> **WORK INSTRUCTION**
With the images removed, write out each record exactly as given.

=== Section Start ===

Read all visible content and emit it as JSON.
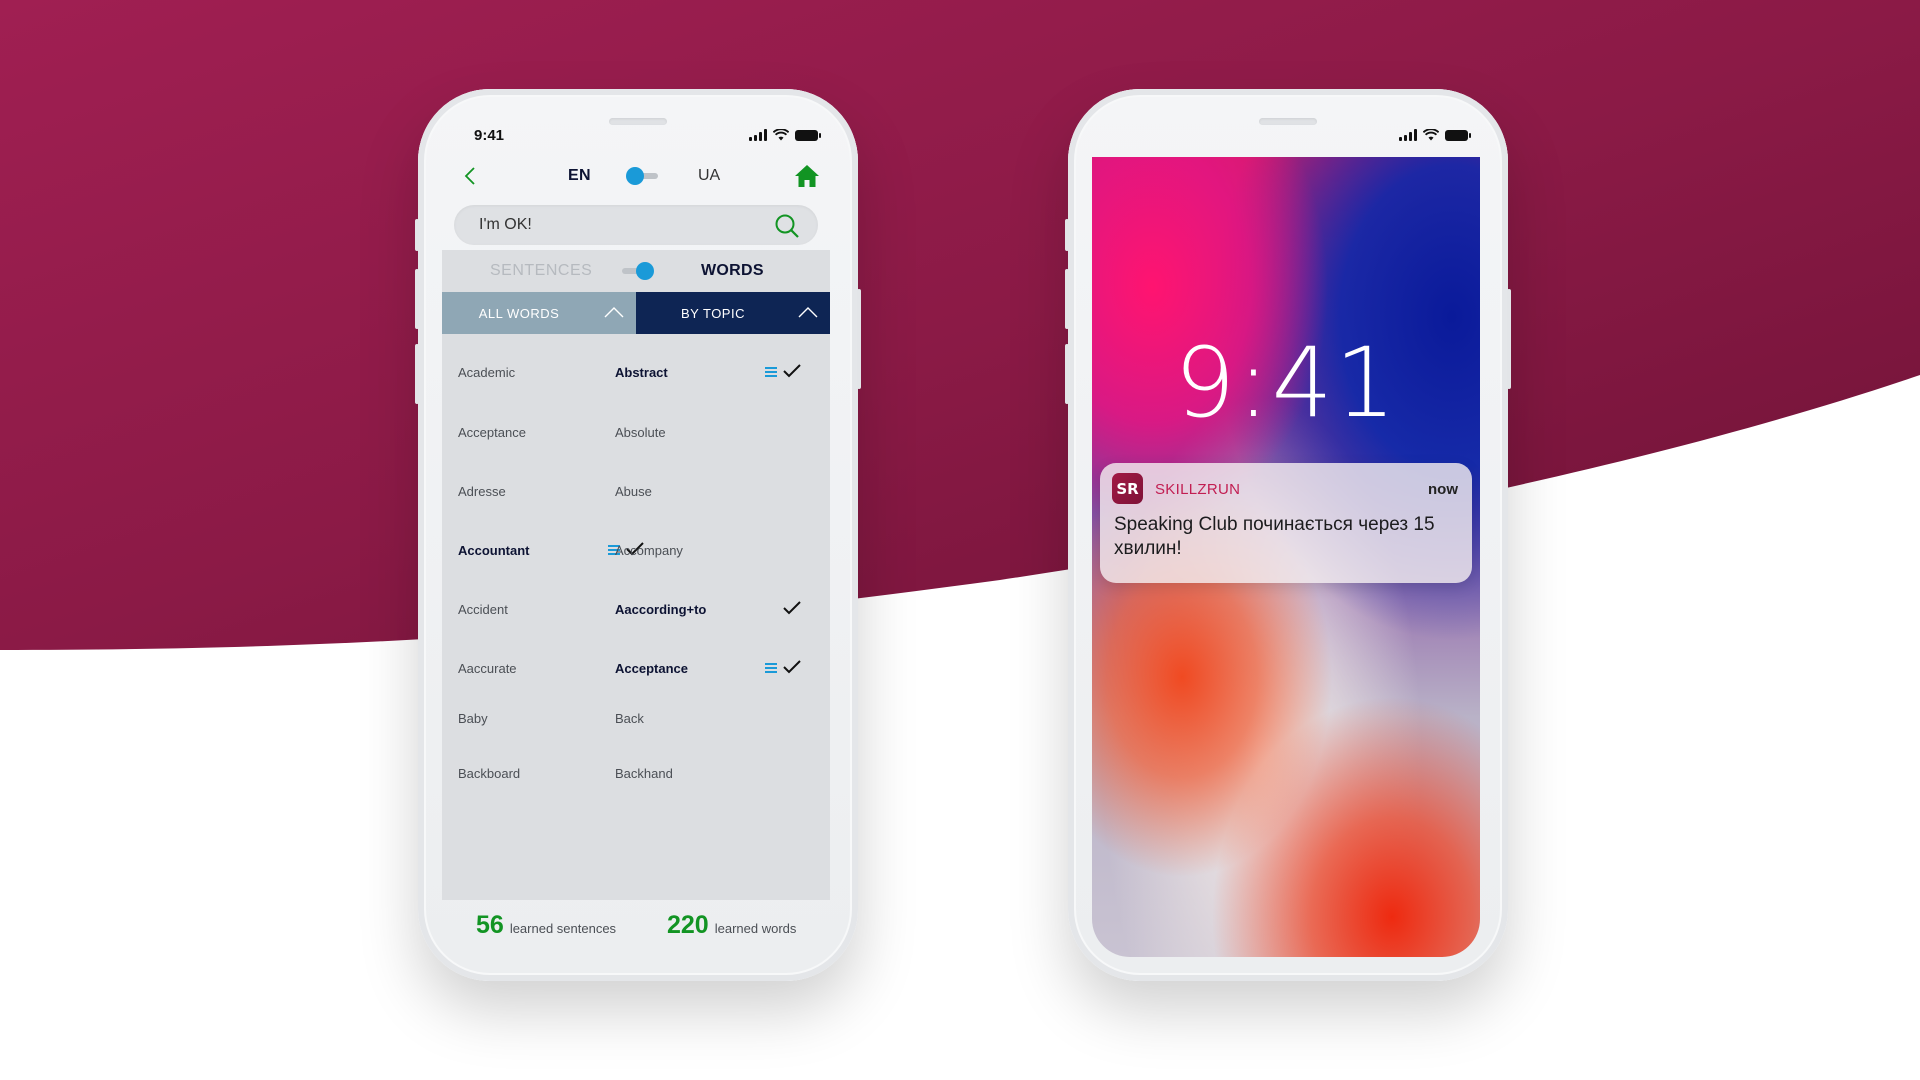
{
  "colors": {
    "brand_crimson": "#8e1a48",
    "accent_green": "#129423",
    "accent_blue": "#1a9ad8",
    "tab_active_navy": "#0e2554",
    "tab_inactive_steel": "#8fa7b5",
    "skillzrun_red": "#c21e52"
  },
  "left_phone": {
    "status_bar": {
      "time": "9:41",
      "icons": [
        "signal-icon",
        "wifi-icon",
        "battery-icon"
      ]
    },
    "nav": {
      "back_icon": "chevron-left-icon",
      "lang_from": "EN",
      "lang_to": "UA",
      "lang_toggle_state": "EN",
      "home_icon": "home-icon"
    },
    "search": {
      "value": "I'm OK!",
      "icon": "search-icon"
    },
    "mode": {
      "left_label": "SENTENCES",
      "right_label": "WORDS",
      "selected": "WORDS"
    },
    "tabs": [
      {
        "label": "ALL WORDS",
        "active": false,
        "icon": "chevron-up-icon"
      },
      {
        "label": "BY TOPIC",
        "active": true,
        "icon": "chevron-up-icon"
      }
    ],
    "words": {
      "left": [
        {
          "word": "Academic",
          "bold": false,
          "lines": false,
          "check": false
        },
        {
          "word": "Acceptance",
          "bold": false,
          "lines": false,
          "check": false
        },
        {
          "word": "Adresse",
          "bold": false,
          "lines": false,
          "check": false
        },
        {
          "word": "Accountant",
          "bold": true,
          "lines": true,
          "check": true
        },
        {
          "word": "Accident",
          "bold": false,
          "lines": false,
          "check": false
        },
        {
          "word": "Aaccurate",
          "bold": false,
          "lines": false,
          "check": false
        },
        {
          "word": "Baby",
          "bold": false,
          "lines": false,
          "check": false
        },
        {
          "word": "Backboard",
          "bold": false,
          "lines": false,
          "check": false
        }
      ],
      "right": [
        {
          "word": "Abstract",
          "bold": true,
          "lines": true,
          "check": true
        },
        {
          "word": "Absolute",
          "bold": false,
          "lines": false,
          "check": false
        },
        {
          "word": "Abuse",
          "bold": false,
          "lines": false,
          "check": false
        },
        {
          "word": "Accompany",
          "bold": false,
          "lines": false,
          "check": false
        },
        {
          "word": "Aaccording+to",
          "bold": true,
          "lines": false,
          "check": true
        },
        {
          "word": "Acceptance",
          "bold": true,
          "lines": true,
          "check": true
        },
        {
          "word": "Back",
          "bold": false,
          "lines": false,
          "check": false
        },
        {
          "word": "Backhand",
          "bold": false,
          "lines": false,
          "check": false
        }
      ]
    },
    "stats": [
      {
        "number": "56",
        "label": "learned sentences"
      },
      {
        "number": "220",
        "label": "learned words"
      }
    ]
  },
  "right_phone": {
    "status_bar": {
      "icons": [
        "signal-icon",
        "wifi-icon",
        "battery-icon"
      ]
    },
    "lock_time": "9:41",
    "notification": {
      "app_icon_text": "SR",
      "app_name": "SKILLZRUN",
      "time": "now",
      "message": "Speaking Club починається через 15 хвилин!"
    }
  }
}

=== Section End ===

> **REPLY**
Read all visible content and emit it as JSON.
{
  "colors": {
    "brand_crimson": "#8e1a48",
    "accent_green": "#129423",
    "accent_blue": "#1a9ad8",
    "tab_active_navy": "#0e2554",
    "tab_inactive_steel": "#8fa7b5",
    "skillzrun_red": "#c21e52"
  },
  "left_phone": {
    "status_bar": {
      "time": "9:41",
      "icons": [
        "signal-icon",
        "wifi-icon",
        "battery-icon"
      ]
    },
    "nav": {
      "back_icon": "chevron-left-icon",
      "lang_from": "EN",
      "lang_to": "UA",
      "lang_toggle_state": "EN",
      "home_icon": "home-icon"
    },
    "search": {
      "value": "I'm OK!",
      "icon": "search-icon"
    },
    "mode": {
      "left_label": "SENTENCES",
      "right_label": "WORDS",
      "selected": "WORDS"
    },
    "tabs": [
      {
        "label": "ALL WORDS",
        "active": false,
        "icon": "chevron-up-icon"
      },
      {
        "label": "BY TOPIC",
        "active": true,
        "icon": "chevron-up-icon"
      }
    ],
    "words": {
      "left": [
        {
          "word": "Academic",
          "bold": false,
          "lines": false,
          "check": false
        },
        {
          "word": "Acceptance",
          "bold": false,
          "lines": false,
          "check": false
        },
        {
          "word": "Adresse",
          "bold": false,
          "lines": false,
          "check": false
        },
        {
          "word": "Accountant",
          "bold": true,
          "lines": true,
          "check": true
        },
        {
          "word": "Accident",
          "bold": false,
          "lines": false,
          "check": false
        },
        {
          "word": "Aaccurate",
          "bold": false,
          "lines": false,
          "check": false
        },
        {
          "word": "Baby",
          "bold": false,
          "lines": false,
          "check": false
        },
        {
          "word": "Backboard",
          "bold": false,
          "lines": false,
          "check": false
        }
      ],
      "right": [
        {
          "word": "Abstract",
          "bold": true,
          "lines": true,
          "check": true
        },
        {
          "word": "Absolute",
          "bold": false,
          "lines": false,
          "check": false
        },
        {
          "word": "Abuse",
          "bold": false,
          "lines": false,
          "check": false
        },
        {
          "word": "Accompany",
          "bold": false,
          "lines": false,
          "check": false
        },
        {
          "word": "Aaccording+to",
          "bold": true,
          "lines": false,
          "check": true
        },
        {
          "word": "Acceptance",
          "bold": true,
          "lines": true,
          "check": true
        },
        {
          "word": "Back",
          "bold": false,
          "lines": false,
          "check": false
        },
        {
          "word": "Backhand",
          "bold": false,
          "lines": false,
          "check": false
        }
      ]
    },
    "stats": [
      {
        "number": "56",
        "label": "learned sentences"
      },
      {
        "number": "220",
        "label": "learned words"
      }
    ]
  },
  "right_phone": {
    "status_bar": {
      "icons": [
        "signal-icon",
        "wifi-icon",
        "battery-icon"
      ]
    },
    "lock_time": "9:41",
    "notification": {
      "app_icon_text": "SR",
      "app_name": "SKILLZRUN",
      "time": "now",
      "message": "Speaking Club починається через 15 хвилин!"
    }
  }
}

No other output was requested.